America will never be destroyed from the outside. If we falter and lose our freedoms, it will be because we destroyed ourselves.

Most folks are about as happy as they make their minds up to be.

I destroy my enemies when I make them my friends.

I don't like that man. I must get to know him better.

Lincoln's assassination

Abraham Lincoln was born on February 12, 1809 in Hodgenville, Kentucky and died 56 years later on April 14, 1865. 

He was assassinated by John Wilkes Booth, an actor and Confederate sympathizer who hoped to create chaos and overthrow the Federal government by conspiring to killing Lincoln, Secretary of State William Steward, and Vice President Andrew Johnson.

Booth shot Lincoln in the back of the head as Lincoln sat beside his wife in the presidential box at Ford's Theatre.  Booth is said to have yelled, "Sic semper tyrannis!" the Latin Virginia state motto which means, "Thus always to tyrants." Other accounts state that he also shouted, "The South is avenged." 

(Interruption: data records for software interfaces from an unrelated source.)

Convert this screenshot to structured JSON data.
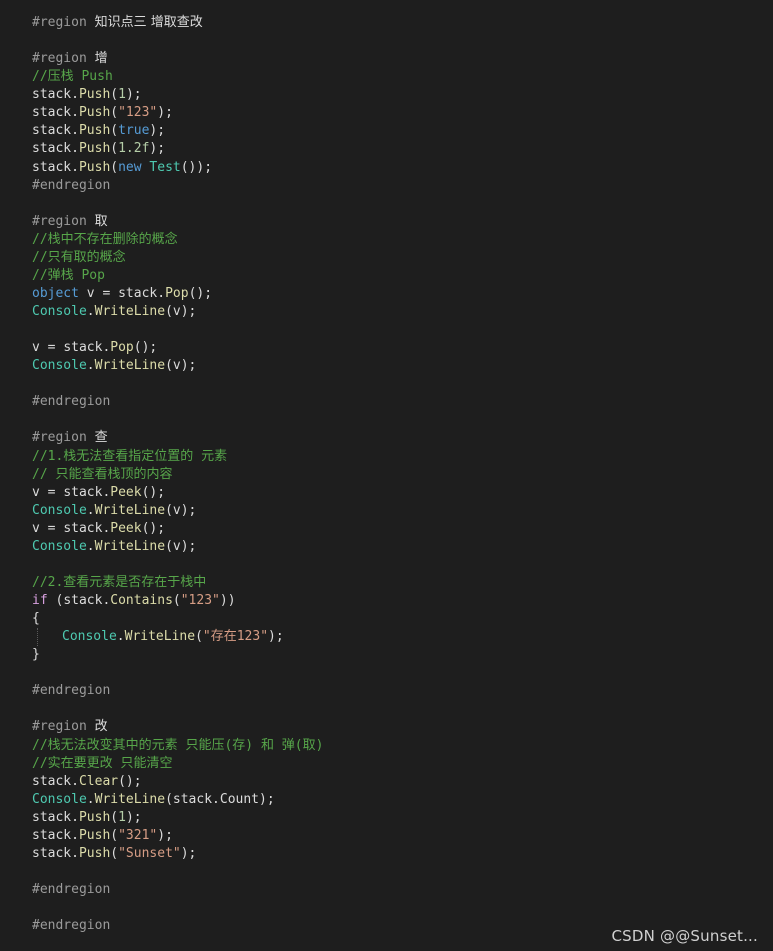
{
  "code": {
    "directive_region": "#region",
    "directive_endregion": "#endregion",
    "region_main": "知识点三 增取查改",
    "region_add": "增",
    "region_take": "取",
    "region_find": "查",
    "region_change": "改",
    "comment_push": "//压栈 Push",
    "comment_no_delete": "//栈中不存在删除的概念",
    "comment_only_take": "//只有取的概念",
    "comment_pop": "//弹栈 Pop",
    "comment_peek_1": "//1.栈无法查看指定位置的 元素",
    "comment_peek_2": "// 只能查看栈顶的内容",
    "comment_contains": "//2.查看元素是否存在于栈中",
    "comment_change_1": "//栈无法改变其中的元素 只能压(存) 和 弹(取)",
    "comment_change_2": "//实在要更改 只能清空",
    "tok_stack": "stack",
    "tok_dot": ".",
    "tok_push": "Push",
    "tok_pop": "Pop",
    "tok_peek": "Peek",
    "tok_contains": "Contains",
    "tok_clear": "Clear",
    "tok_count": "Count",
    "tok_console": "Console",
    "tok_writeline": "WriteLine",
    "tok_object": "object",
    "tok_new": "new",
    "tok_true": "true",
    "tok_if": "if",
    "tok_test": "Test",
    "tok_v": "v",
    "tok_assign": " = ",
    "tok_lparen": "(",
    "tok_rparen_semi": ");",
    "tok_call_semi": "();",
    "tok_new_end": "());",
    "tok_if_open": " (",
    "tok_if_close": "))",
    "tok_lbrace": "{",
    "tok_rbrace": "}",
    "num_1": "1",
    "num_1_2f": "1.2f",
    "str_123": "\"123\"",
    "str_exist": "\"存在123\"",
    "str_321": "\"321\"",
    "str_sunset": "\"Sunset\""
  },
  "watermark": "CSDN @@Sunset..."
}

It is Lincoln's eloquent words that live on, as exemplified in the Gettysburg Address in which he defined the Civil War as a rededication to the egalitarian ideals of the Declaration of Independence, and in his second inaugural address in which he urged "malice toward none" and "charity for all" in the peace to come. 

 


Contact: Melinda Swenson
E-mail: melinda.swenson@colostate.edu
Phone: (970 491-2463